Alternative Woods Used For Pipe making
Media:Example.oggWhile briar root pipes are by far the most common wooden pipes, a wide range of other woods have been used. Times in which briar is scarce or completely unavailable (war, economic depression, etc.) have prompted curious carvers to explore the properties of alternative and more abundant materials. While softer, less porous or more susceptible to burning than briar, a temporary solution is often better than not smoking at all. The following woods have been used for smoking pipes to various extents:
- Black Walnut
- Mountain Laurel
:20th Century Ropp cherrywood pipe.jpg|thumb|A naturally cut Ropp cherrywood pipe from France[]]

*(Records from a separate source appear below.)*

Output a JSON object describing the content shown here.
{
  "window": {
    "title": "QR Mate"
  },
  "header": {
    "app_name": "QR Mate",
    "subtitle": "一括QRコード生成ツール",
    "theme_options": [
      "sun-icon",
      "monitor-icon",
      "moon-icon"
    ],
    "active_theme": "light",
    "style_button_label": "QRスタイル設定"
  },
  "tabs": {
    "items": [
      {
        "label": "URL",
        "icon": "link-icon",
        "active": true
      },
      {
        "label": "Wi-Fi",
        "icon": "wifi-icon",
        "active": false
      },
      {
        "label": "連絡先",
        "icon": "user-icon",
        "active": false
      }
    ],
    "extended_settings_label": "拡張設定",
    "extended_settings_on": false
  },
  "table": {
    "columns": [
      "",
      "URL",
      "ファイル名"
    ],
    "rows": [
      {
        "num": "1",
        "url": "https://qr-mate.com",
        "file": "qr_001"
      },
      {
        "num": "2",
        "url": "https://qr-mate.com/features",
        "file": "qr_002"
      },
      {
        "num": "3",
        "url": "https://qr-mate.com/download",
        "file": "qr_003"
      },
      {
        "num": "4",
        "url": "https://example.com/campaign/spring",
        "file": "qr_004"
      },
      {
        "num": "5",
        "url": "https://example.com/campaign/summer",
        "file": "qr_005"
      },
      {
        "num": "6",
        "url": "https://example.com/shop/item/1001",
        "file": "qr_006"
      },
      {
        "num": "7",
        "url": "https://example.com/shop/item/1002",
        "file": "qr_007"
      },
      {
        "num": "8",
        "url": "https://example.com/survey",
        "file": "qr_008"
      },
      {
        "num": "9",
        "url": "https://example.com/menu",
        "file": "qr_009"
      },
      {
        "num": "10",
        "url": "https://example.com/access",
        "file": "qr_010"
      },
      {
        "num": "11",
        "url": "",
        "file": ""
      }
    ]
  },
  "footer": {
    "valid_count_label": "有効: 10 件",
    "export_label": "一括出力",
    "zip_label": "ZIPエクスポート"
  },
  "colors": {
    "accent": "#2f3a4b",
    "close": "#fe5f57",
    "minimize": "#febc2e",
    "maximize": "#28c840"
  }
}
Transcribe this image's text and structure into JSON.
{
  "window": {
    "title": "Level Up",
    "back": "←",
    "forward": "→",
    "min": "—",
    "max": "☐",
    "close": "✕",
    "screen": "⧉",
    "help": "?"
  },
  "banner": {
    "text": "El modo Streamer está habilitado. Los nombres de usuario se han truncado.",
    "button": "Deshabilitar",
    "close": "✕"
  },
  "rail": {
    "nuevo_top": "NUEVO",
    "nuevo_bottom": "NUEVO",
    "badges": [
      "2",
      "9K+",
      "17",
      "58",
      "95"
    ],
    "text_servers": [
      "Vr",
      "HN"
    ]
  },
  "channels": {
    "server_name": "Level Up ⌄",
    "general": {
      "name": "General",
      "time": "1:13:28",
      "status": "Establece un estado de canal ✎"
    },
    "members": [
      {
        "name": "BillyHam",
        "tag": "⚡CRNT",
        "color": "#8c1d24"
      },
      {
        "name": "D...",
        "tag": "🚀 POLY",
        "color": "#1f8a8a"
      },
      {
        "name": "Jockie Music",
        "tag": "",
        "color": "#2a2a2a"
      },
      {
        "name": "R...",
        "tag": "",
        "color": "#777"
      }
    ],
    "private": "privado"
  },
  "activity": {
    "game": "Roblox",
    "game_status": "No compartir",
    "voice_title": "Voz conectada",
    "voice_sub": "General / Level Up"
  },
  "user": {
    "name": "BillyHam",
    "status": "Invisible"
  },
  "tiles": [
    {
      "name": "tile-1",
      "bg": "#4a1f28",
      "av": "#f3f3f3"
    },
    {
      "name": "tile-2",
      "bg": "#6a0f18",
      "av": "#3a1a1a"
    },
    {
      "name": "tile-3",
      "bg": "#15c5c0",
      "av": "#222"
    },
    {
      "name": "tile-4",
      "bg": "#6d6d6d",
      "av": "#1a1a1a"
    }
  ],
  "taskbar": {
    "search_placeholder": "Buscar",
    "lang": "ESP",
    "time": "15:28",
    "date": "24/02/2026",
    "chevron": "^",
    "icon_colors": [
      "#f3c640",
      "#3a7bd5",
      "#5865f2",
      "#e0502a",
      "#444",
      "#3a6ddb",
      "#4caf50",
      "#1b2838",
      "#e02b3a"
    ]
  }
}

Of all the woods listed, only Cherry remains common as a substitute for briar. Large-scale makers of cherry wood pipes are fewer in number, but include Ropp which has an extensive line of natural cherry wood carved from the wood and showing the actual bark, and the Missouri Meerschaum Co. which is better known for their corn-cob pipes. Ozark Mountain series, Maple and Cherrywood pipes
While now known for manufacturing Briar pipes, major Danish marque Stanwell began in 1942 as a producer of danish beechwood pipes. The political circumstances of the time made the importation of briar from standard sources such as the U.K. and France impossible. At the end of the war, normal trade resumed and imported briar became Poul Nielsen's wood of choice. Despite this, the company has not forgotten its humble roots and currently offers a commemorative beechwood pipe in its original bulldog design. The pipe is small, which was also a product of hard times. Tobacco, in addition to briar, was made scarce by the World Wars.
here on Trevor Talbert's website.